But is there an ethical question ….?
When thinking about the rise of Artificial Intelligence and automation in the workplace, ethical considerations inevitably spring to mind. Some of the concerns we have been hearing include increased monitoring of employees, the loss of human interaction and the potential elimination of certain kinds of work, although it is also argued that new technologies can lead to more and better-quality jobs.
The CIPD has stated that ‘people professionals need to act as “critical friends” as well as the main stakeholders to ensure technology strategies are people focused’. In other words, technology should not just be implemented for technology’s sake. It must be aligned with the needs of organisations and their employees.
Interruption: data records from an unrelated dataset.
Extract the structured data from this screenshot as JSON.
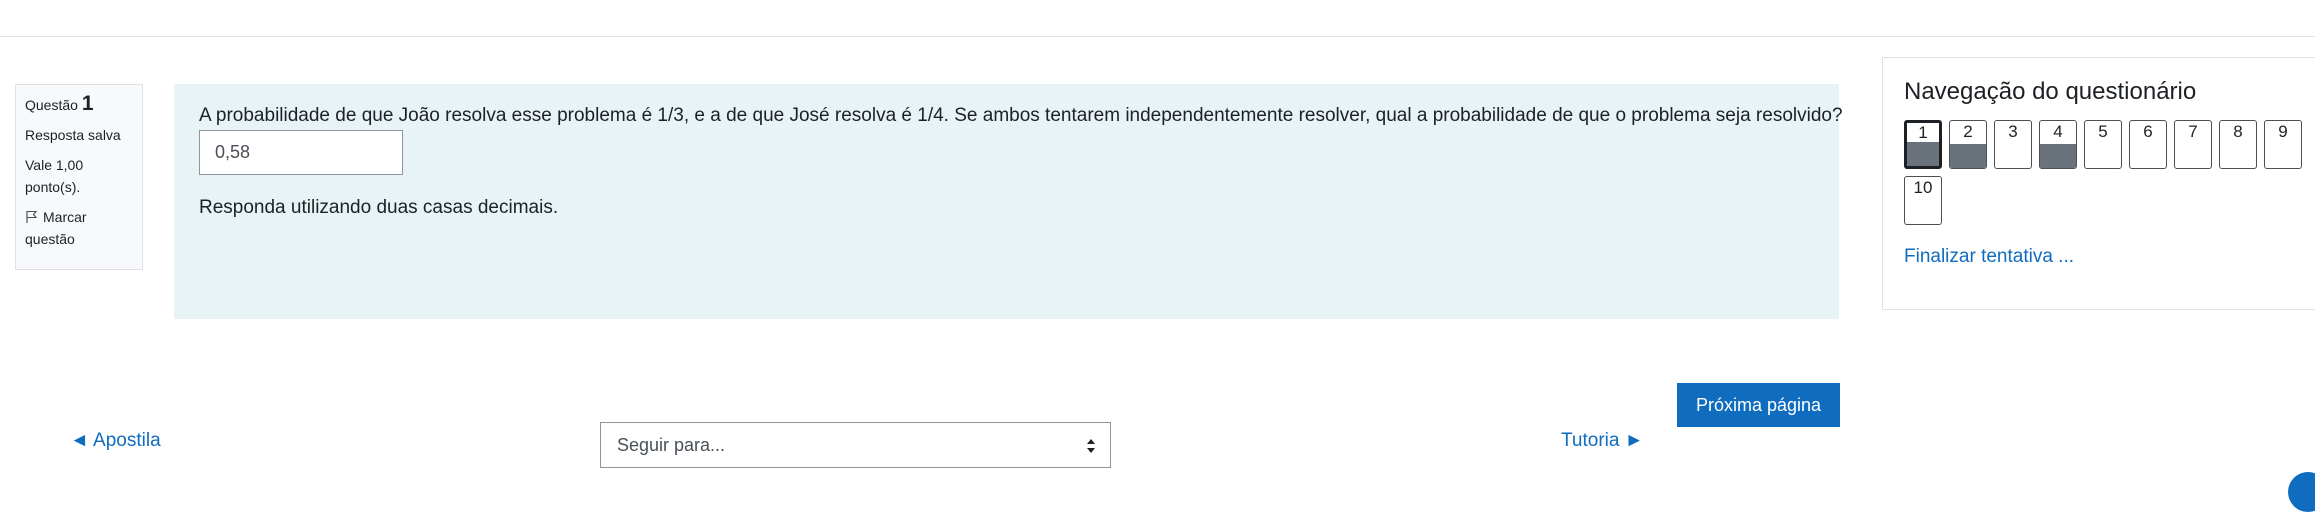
{
  "question_info": {
    "label": "Questão",
    "number": "1",
    "state": "Resposta salva",
    "grade": "Vale 1,00 ponto(s).",
    "flag_label": "Marcar questão"
  },
  "question": {
    "text": "A probabilidade de que João resolva esse problema é 1/3, e a de que José resolva é 1/4. Se ambos tentarem independentemente resolver, qual a probabilidade de que o problema seja resolvido?",
    "answer_value": "0,58",
    "hint": "Responda utilizando duas casas decimais."
  },
  "actions": {
    "next_page": "Próxima página"
  },
  "activity_nav": {
    "prev_label": "◄ Apostila",
    "jump_placeholder": "Seguir para...",
    "next_label": "Tutoria ►"
  },
  "quiz_nav": {
    "title": "Navegação do questionário",
    "buttons": [
      {
        "label": "1",
        "answered": true,
        "current": true
      },
      {
        "label": "2",
        "answered": true,
        "current": false
      },
      {
        "label": "3",
        "answered": false,
        "current": false
      },
      {
        "label": "4",
        "answered": true,
        "current": false
      },
      {
        "label": "5",
        "answered": false,
        "current": false
      },
      {
        "label": "6",
        "answered": false,
        "current": false
      },
      {
        "label": "7",
        "answered": false,
        "current": false
      },
      {
        "label": "8",
        "answered": false,
        "current": false
      },
      {
        "label": "9",
        "answered": false,
        "current": false
      },
      {
        "label": "10",
        "answered": false,
        "current": false
      }
    ],
    "finish_label": "Finalizar tentativa ..."
  },
  "colors": {
    "brand": "#0f6cbf",
    "formulation_bg": "#e7f3f5",
    "answered_fill": "#6a737b"
  }
}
The CIPD has further highlighted the importance of AI regulation and the need for a framework that covers the safe use of technologies. The UK is currently someway behind the European Parliament, which in 2020 was among the first institutions to put forward recommendations on what AI rules should include with regards to ethics, liability and intellectual property rights. The legislative initiative proposed that future laws should be made following several guiding principles including a human-centric and human-made AI, safeguards against bias and discrimination and respect for privacy and data protection.
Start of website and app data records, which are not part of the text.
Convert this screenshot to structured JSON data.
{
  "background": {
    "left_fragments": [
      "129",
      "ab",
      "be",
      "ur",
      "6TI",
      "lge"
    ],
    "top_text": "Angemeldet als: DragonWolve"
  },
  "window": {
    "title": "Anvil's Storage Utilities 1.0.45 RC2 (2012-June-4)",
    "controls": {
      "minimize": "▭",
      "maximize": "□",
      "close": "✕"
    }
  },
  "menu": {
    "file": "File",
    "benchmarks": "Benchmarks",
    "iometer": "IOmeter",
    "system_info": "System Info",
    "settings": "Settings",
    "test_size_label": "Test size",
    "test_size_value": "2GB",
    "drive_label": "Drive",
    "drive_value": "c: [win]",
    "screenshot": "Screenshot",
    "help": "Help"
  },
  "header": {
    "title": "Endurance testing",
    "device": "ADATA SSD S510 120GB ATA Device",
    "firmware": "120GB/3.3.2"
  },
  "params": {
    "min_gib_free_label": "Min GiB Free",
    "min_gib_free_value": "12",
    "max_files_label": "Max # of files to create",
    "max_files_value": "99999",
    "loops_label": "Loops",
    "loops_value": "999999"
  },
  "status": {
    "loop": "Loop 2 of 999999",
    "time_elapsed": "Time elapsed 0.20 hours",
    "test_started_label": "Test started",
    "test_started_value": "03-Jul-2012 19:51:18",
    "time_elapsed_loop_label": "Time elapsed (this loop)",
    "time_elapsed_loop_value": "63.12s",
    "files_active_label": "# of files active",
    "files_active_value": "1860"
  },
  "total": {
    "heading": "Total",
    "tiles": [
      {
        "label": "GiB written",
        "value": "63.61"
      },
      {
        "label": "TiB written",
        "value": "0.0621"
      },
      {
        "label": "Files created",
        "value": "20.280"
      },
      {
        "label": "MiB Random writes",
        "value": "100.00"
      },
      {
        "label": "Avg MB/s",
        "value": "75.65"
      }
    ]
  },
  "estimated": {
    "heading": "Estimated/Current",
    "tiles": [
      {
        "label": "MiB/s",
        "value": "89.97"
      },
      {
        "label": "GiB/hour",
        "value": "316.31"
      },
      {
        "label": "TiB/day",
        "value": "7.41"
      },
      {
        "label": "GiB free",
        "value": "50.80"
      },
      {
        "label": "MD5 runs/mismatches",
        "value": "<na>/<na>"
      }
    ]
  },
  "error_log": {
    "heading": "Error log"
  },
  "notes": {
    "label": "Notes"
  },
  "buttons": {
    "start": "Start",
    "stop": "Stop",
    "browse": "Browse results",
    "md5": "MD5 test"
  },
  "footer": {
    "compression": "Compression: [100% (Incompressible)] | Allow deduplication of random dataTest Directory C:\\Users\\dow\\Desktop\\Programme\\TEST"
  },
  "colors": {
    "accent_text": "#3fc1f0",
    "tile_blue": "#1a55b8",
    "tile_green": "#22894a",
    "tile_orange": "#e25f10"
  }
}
What does it mean for the skills gap?
The 2022 Global Digital Skills Index reported that collaboration technologies are now viewed as the most important digital workplace skill for workers over the next five years. The survey draws on responses from over 23,000 employed and prospective employees across 19 countries on their perceived readiness to acquire and retain the digital skills needed to succeed in the workplace, now and in the future.
Over three-quarters of respondents to the survey do not feel ready to operate in a ‘digital-first’ world, although only 28% are actively involved in digital skills learning and training. The global digital skills gap is undoubtedly a concern, but as the survey concludes, it also presents a real opportunity as the demand for employees with digital skills has grown so significantly.
It also puts the spotlight firmly on the HR function. A recent report by Sage asked a selection of HR leaders about some of the key trends likely to be shaping the role of HR in 2030. As one HR leader comments: ‘HR technology is moving from “good to have” to “essential to survival”. The issue that HR leaders must tackle is managing all this technology in the most effective, efficient and streamlined way’.
Are you using HR tech to best effect in your organisation? If not, our HR tech platform, Innecto Digital, might be the answer you are looking for! Our suite of Reward solutions - including Evaluate, PayLab, Advance and Amplify - have been designed for HR, by HR, providing reassurance to employees and line managers, adding credibility to the HR strategy in the boardroom, engaging your people to produce results, and delivering a better ROI for your pay pot. If you would like to know more, download our brochure here, or email me (firstname.lastname@example.org).